After the death of John III Sobieski in 1696, the palace was owned by his sons and later by the famous magnate families Sieniawskis, Czartoryskis, Lubomirskis, Potockis and Branicki family of the Korczak coat of arms. In 1720, the property was purchased by Polish stateswoman Elżbieta Sieniawska who enlarged the palace. Between 1730 and 1733 it was a residence of Augustus II the Strong, also a king of Poland (the palace was exchanged with him for the Blue Palace at Senatorska Street), and after his death the property came to Sieniawska's daughter Maria Zofia Czartoryska. Every owner changed the interiors of the palace, as well as the gardens and grounds, according to the current fashion and needs. In 1778 the estate was inherited by Izabela Lubomirska, called The Blue Marquise. She refurbished some of the interiors in the neoclassical style between 1792-1793 and build a corps de garde, a kitchen building and a bathroom building under the supervision of Szymon Bogumił Zug.

In the year 1805, the owner Stanisław Kostka Potocki, opened a museum in a part of the palace, one of the first public museums in Poland. A most notable example of the collections is Potocki's equestrian portrait made by renowned neoclassical French artist Jacques-Louis David in 1781. Besides European and Oriental art, the central part of the palace displayed a commemoration of king John III Sobieski and the glorious national past.
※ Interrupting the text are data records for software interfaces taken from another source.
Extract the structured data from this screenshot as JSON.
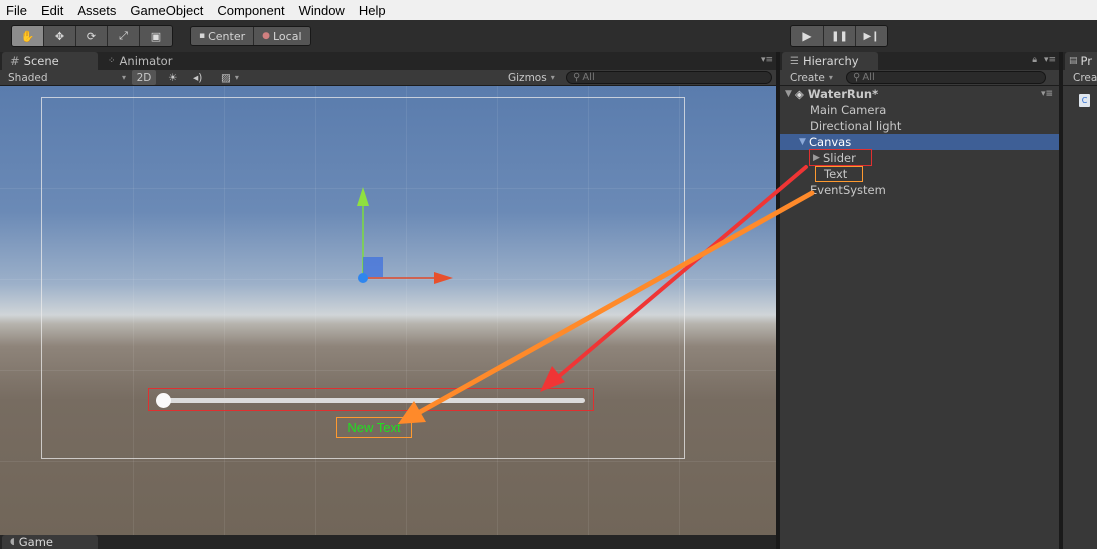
{
  "menu": [
    "File",
    "Edit",
    "Assets",
    "GameObject",
    "Component",
    "Window",
    "Help"
  ],
  "toolbar": {
    "tools": [
      {
        "icon": "hand-icon",
        "glyph": "✋"
      },
      {
        "icon": "move-icon",
        "glyph": "✥"
      },
      {
        "icon": "rotate-icon",
        "glyph": "⟳"
      },
      {
        "icon": "scale-icon",
        "glyph": "⤢"
      },
      {
        "icon": "rect-tool-icon",
        "glyph": "▣"
      }
    ],
    "pivot_label": "Center",
    "space_label": "Local",
    "play_icon": "▶",
    "pause_icon": "❚❚",
    "step_icon": "▶❙"
  },
  "scene": {
    "tab_label": "Scene",
    "animator_tab_label": "Animator",
    "shading_mode": "Shaded",
    "mode_2d": "2D",
    "gizmos_label": "Gizmos",
    "search_placeholder": "All",
    "ui_text": "New Text",
    "slider_value": 0
  },
  "game": {
    "tab_label": "Game"
  },
  "hierarchy": {
    "tab_label": "Hierarchy",
    "create_label": "Create",
    "search_placeholder": "All",
    "scene_name": "WaterRun*",
    "items": [
      {
        "label": "Main Camera"
      },
      {
        "label": "Directional light"
      },
      {
        "label": "Canvas"
      },
      {
        "label": "Slider"
      },
      {
        "label": "Text"
      },
      {
        "label": "EventSystem"
      }
    ]
  },
  "project": {
    "tab_label": "Pr",
    "create_label": "Crea"
  },
  "colors": {
    "selection": "#3e5f96",
    "annotation_red": "#e03030",
    "annotation_orange": "#ff9a30",
    "ui_text_green": "#20e020"
  }
}
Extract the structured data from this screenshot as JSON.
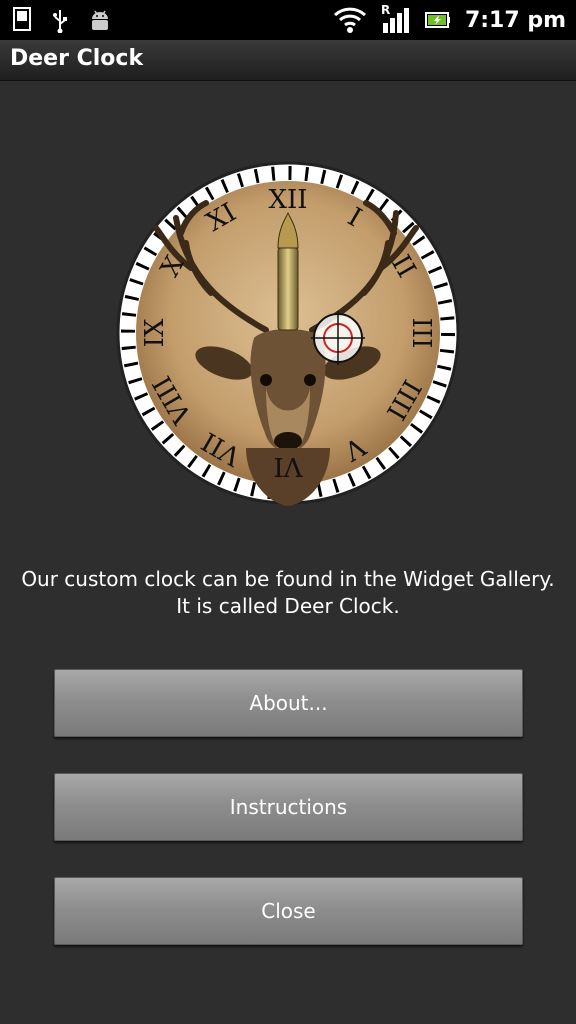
{
  "status_bar": {
    "time": "7:17 pm",
    "network_label": "R",
    "icons": [
      "sd-card-icon",
      "usb-icon",
      "android-debug-icon",
      "wifi-icon",
      "signal-icon",
      "battery-charging-icon"
    ]
  },
  "title_bar": {
    "title": "Deer Clock"
  },
  "clock": {
    "numerals": [
      "XII",
      "I",
      "II",
      "III",
      "IIII",
      "V",
      "VI",
      "VII",
      "VIII",
      "IX",
      "X",
      "XI"
    ]
  },
  "message": {
    "line1": "Our custom clock can be found in the Widget Gallery.",
    "line2": "It is called Deer Clock."
  },
  "buttons": {
    "about": "About...",
    "instructions": "Instructions",
    "close": "Close"
  },
  "colors": {
    "background": "#2e2e2e",
    "button": "#8e8e8e",
    "clock_face": "#c9a477"
  }
}
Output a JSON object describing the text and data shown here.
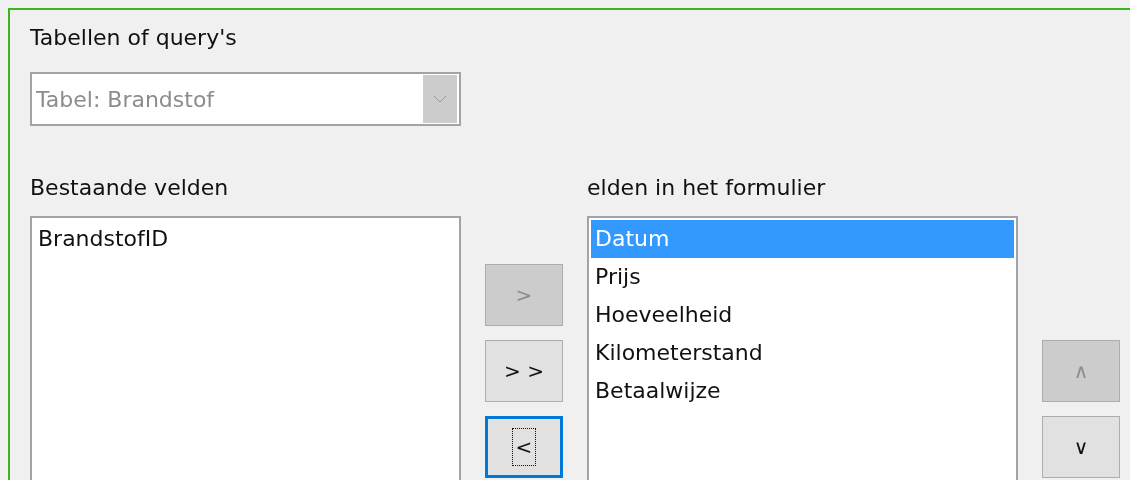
{
  "source": {
    "label": "Tabellen of query's",
    "value": "Tabel: Brandstof",
    "disabled": true
  },
  "available": {
    "label": "Bestaande velden",
    "items": [
      {
        "text": "BrandstofID",
        "selected": false
      }
    ]
  },
  "form_fields": {
    "label": "elden in het formulier",
    "items": [
      {
        "text": "Datum",
        "selected": true
      },
      {
        "text": "Prijs",
        "selected": false
      },
      {
        "text": "Hoeveelheid",
        "selected": false
      },
      {
        "text": "Kilometerstand",
        "selected": false
      },
      {
        "text": "Betaalwijze",
        "selected": false
      }
    ]
  },
  "transfer_buttons": [
    {
      "label": ">",
      "disabled": true,
      "focused": false
    },
    {
      "label": "> >",
      "disabled": false,
      "focused": false
    },
    {
      "label": "<",
      "disabled": false,
      "focused": true
    }
  ],
  "order_buttons": [
    {
      "label": "∧",
      "disabled": true,
      "focused": false
    },
    {
      "label": "∨",
      "disabled": false,
      "focused": false
    }
  ]
}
The palace was damaged by German forces in World War II, but it was not demolished after the 1944 Warsaw Uprising. After the war, the palace was renovated, and most of the collection stolen by Germany was repatriated. In 1962 it was reopened to the public. . ( .pol)

Brown and blue printing - gravure printing. Offset green, blue, light brown, burgundy print.
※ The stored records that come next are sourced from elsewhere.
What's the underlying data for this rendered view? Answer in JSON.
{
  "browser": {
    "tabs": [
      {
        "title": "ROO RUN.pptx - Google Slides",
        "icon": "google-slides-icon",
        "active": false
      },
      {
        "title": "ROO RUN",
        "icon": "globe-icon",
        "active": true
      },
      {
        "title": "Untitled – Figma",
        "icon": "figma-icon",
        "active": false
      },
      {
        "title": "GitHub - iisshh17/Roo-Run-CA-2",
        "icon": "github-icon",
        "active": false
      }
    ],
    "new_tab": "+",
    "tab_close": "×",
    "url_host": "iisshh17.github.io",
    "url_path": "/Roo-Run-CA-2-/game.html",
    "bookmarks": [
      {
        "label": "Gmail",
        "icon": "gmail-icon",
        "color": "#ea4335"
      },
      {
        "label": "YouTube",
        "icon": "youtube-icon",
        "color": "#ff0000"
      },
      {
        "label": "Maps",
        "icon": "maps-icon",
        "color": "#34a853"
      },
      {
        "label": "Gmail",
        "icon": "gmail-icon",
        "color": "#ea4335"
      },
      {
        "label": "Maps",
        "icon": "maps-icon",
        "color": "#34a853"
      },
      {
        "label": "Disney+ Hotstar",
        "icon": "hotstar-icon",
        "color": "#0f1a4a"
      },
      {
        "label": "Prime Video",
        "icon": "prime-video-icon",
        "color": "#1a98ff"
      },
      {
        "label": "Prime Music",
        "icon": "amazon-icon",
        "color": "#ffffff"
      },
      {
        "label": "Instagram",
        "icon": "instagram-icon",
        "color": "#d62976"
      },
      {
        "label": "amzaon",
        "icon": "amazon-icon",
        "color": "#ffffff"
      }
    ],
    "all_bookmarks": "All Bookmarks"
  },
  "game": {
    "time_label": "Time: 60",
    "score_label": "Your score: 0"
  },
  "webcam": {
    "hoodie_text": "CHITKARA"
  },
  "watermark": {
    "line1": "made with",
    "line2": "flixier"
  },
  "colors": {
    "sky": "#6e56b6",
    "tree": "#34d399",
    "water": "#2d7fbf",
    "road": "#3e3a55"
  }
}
Denominations in numerals are in top right and lower left corners, lower right also in words.


Designer: Andrzej Heidrich.

Engraver: Krystian Michalczuk.